Provided information:
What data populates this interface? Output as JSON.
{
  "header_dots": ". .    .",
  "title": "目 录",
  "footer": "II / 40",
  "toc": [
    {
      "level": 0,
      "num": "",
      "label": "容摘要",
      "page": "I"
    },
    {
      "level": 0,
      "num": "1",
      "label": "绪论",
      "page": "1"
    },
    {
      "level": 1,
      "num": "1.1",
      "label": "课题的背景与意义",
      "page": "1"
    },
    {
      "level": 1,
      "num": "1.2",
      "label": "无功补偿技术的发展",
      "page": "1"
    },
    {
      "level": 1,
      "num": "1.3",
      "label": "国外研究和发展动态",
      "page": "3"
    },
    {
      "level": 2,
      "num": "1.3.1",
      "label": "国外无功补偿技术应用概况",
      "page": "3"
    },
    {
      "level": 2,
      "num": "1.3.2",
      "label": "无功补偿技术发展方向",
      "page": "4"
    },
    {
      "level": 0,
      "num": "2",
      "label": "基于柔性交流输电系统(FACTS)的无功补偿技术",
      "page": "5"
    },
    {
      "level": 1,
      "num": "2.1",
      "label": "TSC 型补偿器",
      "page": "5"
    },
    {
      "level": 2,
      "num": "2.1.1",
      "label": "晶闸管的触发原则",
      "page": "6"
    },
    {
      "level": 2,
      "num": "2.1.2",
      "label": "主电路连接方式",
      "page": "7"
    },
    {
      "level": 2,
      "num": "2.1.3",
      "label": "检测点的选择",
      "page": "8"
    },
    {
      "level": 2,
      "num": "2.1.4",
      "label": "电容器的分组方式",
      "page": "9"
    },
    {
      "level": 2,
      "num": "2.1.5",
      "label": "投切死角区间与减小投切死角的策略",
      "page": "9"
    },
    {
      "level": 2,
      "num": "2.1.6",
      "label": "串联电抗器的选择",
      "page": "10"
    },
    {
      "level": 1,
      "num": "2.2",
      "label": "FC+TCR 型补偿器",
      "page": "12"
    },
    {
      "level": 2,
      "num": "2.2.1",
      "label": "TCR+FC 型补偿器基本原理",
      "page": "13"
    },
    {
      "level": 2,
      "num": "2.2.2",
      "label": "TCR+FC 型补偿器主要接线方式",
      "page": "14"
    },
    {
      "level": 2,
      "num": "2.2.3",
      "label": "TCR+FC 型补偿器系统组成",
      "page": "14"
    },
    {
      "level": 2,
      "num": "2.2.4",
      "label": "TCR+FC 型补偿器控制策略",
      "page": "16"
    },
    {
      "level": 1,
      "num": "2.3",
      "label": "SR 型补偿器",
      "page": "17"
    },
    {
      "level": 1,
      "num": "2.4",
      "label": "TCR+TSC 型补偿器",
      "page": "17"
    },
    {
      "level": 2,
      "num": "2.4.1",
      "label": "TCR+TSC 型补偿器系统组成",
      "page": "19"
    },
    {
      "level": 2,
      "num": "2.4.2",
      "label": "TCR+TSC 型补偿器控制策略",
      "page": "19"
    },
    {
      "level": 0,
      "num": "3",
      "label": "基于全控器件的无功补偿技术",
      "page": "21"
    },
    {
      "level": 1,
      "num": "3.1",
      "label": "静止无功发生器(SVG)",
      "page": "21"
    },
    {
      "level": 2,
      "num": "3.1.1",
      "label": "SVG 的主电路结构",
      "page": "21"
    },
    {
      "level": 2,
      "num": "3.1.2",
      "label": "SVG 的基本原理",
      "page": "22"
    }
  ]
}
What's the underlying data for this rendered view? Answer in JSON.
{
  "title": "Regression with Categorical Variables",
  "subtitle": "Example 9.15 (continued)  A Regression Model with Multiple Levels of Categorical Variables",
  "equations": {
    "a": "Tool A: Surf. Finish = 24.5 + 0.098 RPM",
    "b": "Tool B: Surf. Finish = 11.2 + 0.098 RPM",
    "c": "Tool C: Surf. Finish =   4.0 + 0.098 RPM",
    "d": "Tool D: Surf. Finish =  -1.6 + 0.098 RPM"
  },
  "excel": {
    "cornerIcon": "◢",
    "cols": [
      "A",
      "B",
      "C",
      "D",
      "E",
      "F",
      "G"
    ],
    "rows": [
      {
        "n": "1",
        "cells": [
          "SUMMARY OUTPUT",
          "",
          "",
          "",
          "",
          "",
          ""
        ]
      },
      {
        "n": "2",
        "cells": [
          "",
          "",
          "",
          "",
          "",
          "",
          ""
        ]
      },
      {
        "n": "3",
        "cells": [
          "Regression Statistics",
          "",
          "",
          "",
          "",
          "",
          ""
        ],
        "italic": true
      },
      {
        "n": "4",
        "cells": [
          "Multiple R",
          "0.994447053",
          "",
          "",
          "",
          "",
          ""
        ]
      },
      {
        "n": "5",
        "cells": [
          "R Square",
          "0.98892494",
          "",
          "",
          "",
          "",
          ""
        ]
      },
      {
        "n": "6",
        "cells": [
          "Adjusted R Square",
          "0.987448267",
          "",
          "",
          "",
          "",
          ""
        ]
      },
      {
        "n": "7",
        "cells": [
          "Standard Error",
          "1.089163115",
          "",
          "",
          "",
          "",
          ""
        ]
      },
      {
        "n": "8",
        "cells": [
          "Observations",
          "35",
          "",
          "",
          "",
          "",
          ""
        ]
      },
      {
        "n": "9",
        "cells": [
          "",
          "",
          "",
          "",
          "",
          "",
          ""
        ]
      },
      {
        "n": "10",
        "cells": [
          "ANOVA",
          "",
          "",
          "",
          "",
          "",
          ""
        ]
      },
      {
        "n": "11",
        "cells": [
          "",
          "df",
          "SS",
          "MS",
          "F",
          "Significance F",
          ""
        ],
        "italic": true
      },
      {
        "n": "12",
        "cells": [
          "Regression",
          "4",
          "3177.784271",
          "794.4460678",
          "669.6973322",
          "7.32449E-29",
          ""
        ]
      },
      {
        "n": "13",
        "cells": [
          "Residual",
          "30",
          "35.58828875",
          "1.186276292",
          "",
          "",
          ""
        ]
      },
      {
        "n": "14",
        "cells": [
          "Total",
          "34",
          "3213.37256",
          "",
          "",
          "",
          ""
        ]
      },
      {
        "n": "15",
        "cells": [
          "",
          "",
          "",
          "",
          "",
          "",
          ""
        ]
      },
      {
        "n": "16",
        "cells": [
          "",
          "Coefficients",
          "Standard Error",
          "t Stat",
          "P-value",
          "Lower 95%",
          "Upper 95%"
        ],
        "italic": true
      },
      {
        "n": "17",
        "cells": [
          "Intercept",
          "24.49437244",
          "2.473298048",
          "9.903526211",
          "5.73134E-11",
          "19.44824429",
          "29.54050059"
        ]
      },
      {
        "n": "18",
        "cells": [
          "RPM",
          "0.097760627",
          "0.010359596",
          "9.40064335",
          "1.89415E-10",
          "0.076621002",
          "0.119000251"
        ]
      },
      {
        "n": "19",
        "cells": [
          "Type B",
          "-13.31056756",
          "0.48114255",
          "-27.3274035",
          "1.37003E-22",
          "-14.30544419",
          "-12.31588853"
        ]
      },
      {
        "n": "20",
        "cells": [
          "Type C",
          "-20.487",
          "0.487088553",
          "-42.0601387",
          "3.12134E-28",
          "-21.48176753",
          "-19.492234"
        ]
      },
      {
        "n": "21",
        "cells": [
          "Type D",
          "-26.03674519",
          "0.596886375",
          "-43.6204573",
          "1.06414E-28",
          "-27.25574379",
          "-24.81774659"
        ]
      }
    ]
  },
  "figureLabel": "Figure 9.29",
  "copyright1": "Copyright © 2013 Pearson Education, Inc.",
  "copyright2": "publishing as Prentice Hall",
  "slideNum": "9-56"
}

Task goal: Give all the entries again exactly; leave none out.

Exercise response:
What data populates this interface? Output as JSON.
{
  "header_dots": ". .    .",
  "title": "目 录",
  "footer": "II / 40",
  "toc": [
    {
      "level": 0,
      "num": "",
      "label": "容摘要",
      "page": "I"
    },
    {
      "level": 0,
      "num": "1",
      "label": "绪论",
      "page": "1"
    },
    {
      "level": 1,
      "num": "1.1",
      "label": "课题的背景与意义",
      "page": "1"
    },
    {
      "level": 1,
      "num": "1.2",
      "label": "无功补偿技术的发展",
      "page": "1"
    },
    {
      "level": 1,
      "num": "1.3",
      "label": "国外研究和发展动态",
      "page": "3"
    },
    {
      "level": 2,
      "num": "1.3.1",
      "label": "国外无功补偿技术应用概况",
      "page": "3"
    },
    {
      "level": 2,
      "num": "1.3.2",
      "label": "无功补偿技术发展方向",
      "page": "4"
    },
    {
      "level": 0,
      "num": "2",
      "label": "基于柔性交流输电系统(FACTS)的无功补偿技术",
      "page": "5"
    },
    {
      "level": 1,
      "num": "2.1",
      "label": "TSC 型补偿器",
      "page": "5"
    },
    {
      "level": 2,
      "num": "2.1.1",
      "label": "晶闸管的触发原则",
      "page": "6"
    },
    {
      "level": 2,
      "num": "2.1.2",
      "label": "主电路连接方式",
      "page": "7"
    },
    {
      "level": 2,
      "num": "2.1.3",
      "label": "检测点的选择",
      "page": "8"
    },
    {
      "level": 2,
      "num": "2.1.4",
      "label": "电容器的分组方式",
      "page": "9"
    },
    {
      "level": 2,
      "num": "2.1.5",
      "label": "投切死角区间与减小投切死角的策略",
      "page": "9"
    },
    {
      "level": 2,
      "num": "2.1.6",
      "label": "串联电抗器的选择",
      "page": "10"
    },
    {
      "level": 1,
      "num": "2.2",
      "label": "FC+TCR 型补偿器",
      "page": "12"
    },
    {
      "level": 2,
      "num": "2.2.1",
      "label": "TCR+FC 型补偿器基本原理",
      "page": "13"
    },
    {
      "level": 2,
      "num": "2.2.2",
      "label": "TCR+FC 型补偿器主要接线方式",
      "page": "14"
    },
    {
      "level": 2,
      "num": "2.2.3",
      "label": "TCR+FC 型补偿器系统组成",
      "page": "14"
    },
    {
      "level": 2,
      "num": "2.2.4",
      "label": "TCR+FC 型补偿器控制策略",
      "page": "16"
    },
    {
      "level": 1,
      "num": "2.3",
      "label": "SR 型补偿器",
      "page": "17"
    },
    {
      "level": 1,
      "num": "2.4",
      "label": "TCR+TSC 型补偿器",
      "page": "17"
    },
    {
      "level": 2,
      "num": "2.4.1",
      "label": "TCR+TSC 型补偿器系统组成",
      "page": "19"
    },
    {
      "level": 2,
      "num": "2.4.2",
      "label": "TCR+TSC 型补偿器控制策略",
      "page": "19"
    },
    {
      "level": 0,
      "num": "3",
      "label": "基于全控器件的无功补偿技术",
      "page": "21"
    },
    {
      "level": 1,
      "num": "3.1",
      "label": "静止无功发生器(SVG)",
      "page": "21"
    },
    {
      "level": 2,
      "num": "3.1.1",
      "label": "SVG 的主电路结构",
      "page": "21"
    },
    {
      "level": 2,
      "num": "3.1.2",
      "label": "SVG 的基本原理",
      "page": "22"
    }
  ]
}
What's the underlying data for this rendered view? Answer in JSON.
{
  "title": "Regression with Categorical Variables",
  "subtitle": "Example 9.15 (continued)  A Regression Model with Multiple Levels of Categorical Variables",
  "equations": {
    "a": "Tool A: Surf. Finish = 24.5 + 0.098 RPM",
    "b": "Tool B: Surf. Finish = 11.2 + 0.098 RPM",
    "c": "Tool C: Surf. Finish =   4.0 + 0.098 RPM",
    "d": "Tool D: Surf. Finish =  -1.6 + 0.098 RPM"
  },
  "excel": {
    "cornerIcon": "◢",
    "cols": [
      "A",
      "B",
      "C",
      "D",
      "E",
      "F",
      "G"
    ],
    "rows": [
      {
        "n": "1",
        "cells": [
          "SUMMARY OUTPUT",
          "",
          "",
          "",
          "",
          "",
          ""
        ]
      },
      {
        "n": "2",
        "cells": [
          "",
          "",
          "",
          "",
          "",
          "",
          ""
        ]
      },
      {
        "n": "3",
        "cells": [
          "Regression Statistics",
          "",
          "",
          "",
          "",
          "",
          ""
        ],
        "italic": true
      },
      {
        "n": "4",
        "cells": [
          "Multiple R",
          "0.994447053",
          "",
          "",
          "",
          "",
          ""
        ]
      },
      {
        "n": "5",
        "cells": [
          "R Square",
          "0.98892494",
          "",
          "",
          "",
          "",
          ""
        ]
      },
      {
        "n": "6",
        "cells": [
          "Adjusted R Square",
          "0.987448267",
          "",
          "",
          "",
          "",
          ""
        ]
      },
      {
        "n": "7",
        "cells": [
          "Standard Error",
          "1.089163115",
          "",
          "",
          "",
          "",
          ""
        ]
      },
      {
        "n": "8",
        "cells": [
          "Observations",
          "35",
          "",
          "",
          "",
          "",
          ""
        ]
      },
      {
        "n": "9",
        "cells": [
          "",
          "",
          "",
          "",
          "",
          "",
          ""
        ]
      },
      {
        "n": "10",
        "cells": [
          "ANOVA",
          "",
          "",
          "",
          "",
          "",
          ""
        ]
      },
      {
        "n": "11",
        "cells": [
          "",
          "df",
          "SS",
          "MS",
          "F",
          "Significance F",
          ""
        ],
        "italic": true
      },
      {
        "n": "12",
        "cells": [
          "Regression",
          "4",
          "3177.784271",
          "794.4460678",
          "669.6973322",
          "7.32449E-29",
          ""
        ]
      },
      {
        "n": "13",
        "cells": [
          "Residual",
          "30",
          "35.58828875",
          "1.186276292",
          "",
          "",
          ""
        ]
      },
      {
        "n": "14",
        "cells": [
          "Total",
          "34",
          "3213.37256",
          "",
          "",
          "",
          ""
        ]
      },
      {
        "n": "15",
        "cells": [
          "",
          "",
          "",
          "",
          "",
          "",
          ""
        ]
      },
      {
        "n": "16",
        "cells": [
          "",
          "Coefficients",
          "Standard Error",
          "t Stat",
          "P-value",
          "Lower 95%",
          "Upper 95%"
        ],
        "italic": true
      },
      {
        "n": "17",
        "cells": [
          "Intercept",
          "24.49437244",
          "2.473298048",
          "9.903526211",
          "5.73134E-11",
          "19.44824429",
          "29.54050059"
        ]
      },
      {
        "n": "18",
        "cells": [
          "RPM",
          "0.097760627",
          "0.010359596",
          "9.40064335",
          "1.89415E-10",
          "0.076621002",
          "0.119000251"
        ]
      },
      {
        "n": "19",
        "cells": [
          "Type B",
          "-13.31056756",
          "0.48114255",
          "-27.3274035",
          "1.37003E-22",
          "-14.30544419",
          "-12.31588853"
        ]
      },
      {
        "n": "20",
        "cells": [
          "Type C",
          "-20.487",
          "0.487088553",
          "-42.0601387",
          "3.12134E-28",
          "-21.48176753",
          "-19.492234"
        ]
      },
      {
        "n": "21",
        "cells": [
          "Type D",
          "-26.03674519",
          "0.596886375",
          "-43.6204573",
          "1.06414E-28",
          "-27.25574379",
          "-24.81774659"
        ]
      }
    ]
  },
  "figureLabel": "Figure 9.29",
  "copyright1": "Copyright © 2013 Pearson Education, Inc.",
  "copyright2": "publishing as Prentice Hall",
  "slideNum": "9-56"
}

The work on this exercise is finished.